***** RECORDS *****
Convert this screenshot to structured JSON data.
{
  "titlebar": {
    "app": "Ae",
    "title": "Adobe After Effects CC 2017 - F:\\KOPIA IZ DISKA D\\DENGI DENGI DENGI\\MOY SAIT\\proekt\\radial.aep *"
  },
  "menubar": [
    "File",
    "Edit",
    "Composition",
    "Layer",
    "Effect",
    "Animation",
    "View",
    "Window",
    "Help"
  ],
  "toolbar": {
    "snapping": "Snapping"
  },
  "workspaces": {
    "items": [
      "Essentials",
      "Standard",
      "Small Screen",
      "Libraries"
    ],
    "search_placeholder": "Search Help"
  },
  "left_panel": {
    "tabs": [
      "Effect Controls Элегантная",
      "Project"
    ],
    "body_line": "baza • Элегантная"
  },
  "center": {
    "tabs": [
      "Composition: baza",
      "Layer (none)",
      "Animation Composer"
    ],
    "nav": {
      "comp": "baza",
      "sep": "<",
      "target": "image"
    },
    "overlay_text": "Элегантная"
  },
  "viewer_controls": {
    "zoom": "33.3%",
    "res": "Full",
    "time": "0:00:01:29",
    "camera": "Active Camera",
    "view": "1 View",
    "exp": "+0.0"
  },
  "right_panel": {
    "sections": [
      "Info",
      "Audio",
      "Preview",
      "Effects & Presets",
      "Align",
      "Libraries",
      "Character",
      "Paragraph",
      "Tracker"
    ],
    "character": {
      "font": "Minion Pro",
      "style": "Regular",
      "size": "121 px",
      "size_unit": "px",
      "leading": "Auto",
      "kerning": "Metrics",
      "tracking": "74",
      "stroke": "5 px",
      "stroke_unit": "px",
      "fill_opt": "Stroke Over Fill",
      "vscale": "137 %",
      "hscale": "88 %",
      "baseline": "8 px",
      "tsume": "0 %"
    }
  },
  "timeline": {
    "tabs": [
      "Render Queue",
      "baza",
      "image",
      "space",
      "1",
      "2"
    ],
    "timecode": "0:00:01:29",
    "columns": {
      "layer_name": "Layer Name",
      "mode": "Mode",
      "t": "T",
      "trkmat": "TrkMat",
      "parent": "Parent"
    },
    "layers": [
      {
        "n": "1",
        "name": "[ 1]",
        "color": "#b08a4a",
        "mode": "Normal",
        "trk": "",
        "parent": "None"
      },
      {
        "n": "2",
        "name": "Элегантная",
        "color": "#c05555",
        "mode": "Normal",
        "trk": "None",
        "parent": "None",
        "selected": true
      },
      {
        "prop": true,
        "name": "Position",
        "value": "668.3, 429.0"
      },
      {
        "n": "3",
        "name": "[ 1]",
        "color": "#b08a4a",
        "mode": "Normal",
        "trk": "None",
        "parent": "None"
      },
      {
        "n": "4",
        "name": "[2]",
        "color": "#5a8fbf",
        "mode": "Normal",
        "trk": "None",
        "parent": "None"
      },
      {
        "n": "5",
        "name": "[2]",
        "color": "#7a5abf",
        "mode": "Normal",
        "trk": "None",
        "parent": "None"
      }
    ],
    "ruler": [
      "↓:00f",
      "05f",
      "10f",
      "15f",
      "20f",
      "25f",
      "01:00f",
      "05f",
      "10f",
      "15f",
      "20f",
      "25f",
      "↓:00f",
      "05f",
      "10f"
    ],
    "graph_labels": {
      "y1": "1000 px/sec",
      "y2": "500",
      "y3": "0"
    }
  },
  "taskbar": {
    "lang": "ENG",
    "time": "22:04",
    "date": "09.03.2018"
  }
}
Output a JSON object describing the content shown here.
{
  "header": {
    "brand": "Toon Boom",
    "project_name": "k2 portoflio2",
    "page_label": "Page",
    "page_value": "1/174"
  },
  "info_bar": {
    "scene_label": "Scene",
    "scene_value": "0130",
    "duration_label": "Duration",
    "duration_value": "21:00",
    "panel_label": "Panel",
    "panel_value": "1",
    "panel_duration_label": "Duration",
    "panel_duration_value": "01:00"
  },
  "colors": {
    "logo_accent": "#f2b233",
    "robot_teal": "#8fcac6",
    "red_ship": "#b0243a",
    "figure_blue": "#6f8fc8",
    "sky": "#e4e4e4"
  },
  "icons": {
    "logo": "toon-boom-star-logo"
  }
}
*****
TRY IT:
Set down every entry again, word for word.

SOLUTION TO THIS EXERCISE:
Convert this screenshot to structured JSON data.
{
  "titlebar": {
    "app": "Ae",
    "title": "Adobe After Effects CC 2017 - F:\\KOPIA IZ DISKA D\\DENGI DENGI DENGI\\MOY SAIT\\proekt\\radial.aep *"
  },
  "menubar": [
    "File",
    "Edit",
    "Composition",
    "Layer",
    "Effect",
    "Animation",
    "View",
    "Window",
    "Help"
  ],
  "toolbar": {
    "snapping": "Snapping"
  },
  "workspaces": {
    "items": [
      "Essentials",
      "Standard",
      "Small Screen",
      "Libraries"
    ],
    "search_placeholder": "Search Help"
  },
  "left_panel": {
    "tabs": [
      "Effect Controls Элегантная",
      "Project"
    ],
    "body_line": "baza • Элегантная"
  },
  "center": {
    "tabs": [
      "Composition: baza",
      "Layer (none)",
      "Animation Composer"
    ],
    "nav": {
      "comp": "baza",
      "sep": "<",
      "target": "image"
    },
    "overlay_text": "Элегантная"
  },
  "viewer_controls": {
    "zoom": "33.3%",
    "res": "Full",
    "time": "0:00:01:29",
    "camera": "Active Camera",
    "view": "1 View",
    "exp": "+0.0"
  },
  "right_panel": {
    "sections": [
      "Info",
      "Audio",
      "Preview",
      "Effects & Presets",
      "Align",
      "Libraries",
      "Character",
      "Paragraph",
      "Tracker"
    ],
    "character": {
      "font": "Minion Pro",
      "style": "Regular",
      "size": "121 px",
      "size_unit": "px",
      "leading": "Auto",
      "kerning": "Metrics",
      "tracking": "74",
      "stroke": "5 px",
      "stroke_unit": "px",
      "fill_opt": "Stroke Over Fill",
      "vscale": "137 %",
      "hscale": "88 %",
      "baseline": "8 px",
      "tsume": "0 %"
    }
  },
  "timeline": {
    "tabs": [
      "Render Queue",
      "baza",
      "image",
      "space",
      "1",
      "2"
    ],
    "timecode": "0:00:01:29",
    "columns": {
      "layer_name": "Layer Name",
      "mode": "Mode",
      "t": "T",
      "trkmat": "TrkMat",
      "parent": "Parent"
    },
    "layers": [
      {
        "n": "1",
        "name": "[ 1]",
        "color": "#b08a4a",
        "mode": "Normal",
        "trk": "",
        "parent": "None"
      },
      {
        "n": "2",
        "name": "Элегантная",
        "color": "#c05555",
        "mode": "Normal",
        "trk": "None",
        "parent": "None",
        "selected": true
      },
      {
        "prop": true,
        "name": "Position",
        "value": "668.3, 429.0"
      },
      {
        "n": "3",
        "name": "[ 1]",
        "color": "#b08a4a",
        "mode": "Normal",
        "trk": "None",
        "parent": "None"
      },
      {
        "n": "4",
        "name": "[2]",
        "color": "#5a8fbf",
        "mode": "Normal",
        "trk": "None",
        "parent": "None"
      },
      {
        "n": "5",
        "name": "[2]",
        "color": "#7a5abf",
        "mode": "Normal",
        "trk": "None",
        "parent": "None"
      }
    ],
    "ruler": [
      "↓:00f",
      "05f",
      "10f",
      "15f",
      "20f",
      "25f",
      "01:00f",
      "05f",
      "10f",
      "15f",
      "20f",
      "25f",
      "↓:00f",
      "05f",
      "10f"
    ],
    "graph_labels": {
      "y1": "1000 px/sec",
      "y2": "500",
      "y3": "0"
    }
  },
  "taskbar": {
    "lang": "ENG",
    "time": "22:04",
    "date": "09.03.2018"
  }
}
Output a JSON object describing the content shown here.
{
  "header": {
    "brand": "Toon Boom",
    "project_name": "k2 portoflio2",
    "page_label": "Page",
    "page_value": "1/174"
  },
  "info_bar": {
    "scene_label": "Scene",
    "scene_value": "0130",
    "duration_label": "Duration",
    "duration_value": "21:00",
    "panel_label": "Panel",
    "panel_value": "1",
    "panel_duration_label": "Duration",
    "panel_duration_value": "01:00"
  },
  "colors": {
    "logo_accent": "#f2b233",
    "robot_teal": "#8fcac6",
    "red_ship": "#b0243a",
    "figure_blue": "#6f8fc8",
    "sky": "#e4e4e4"
  },
  "icons": {
    "logo": "toon-boom-star-logo"
  }
}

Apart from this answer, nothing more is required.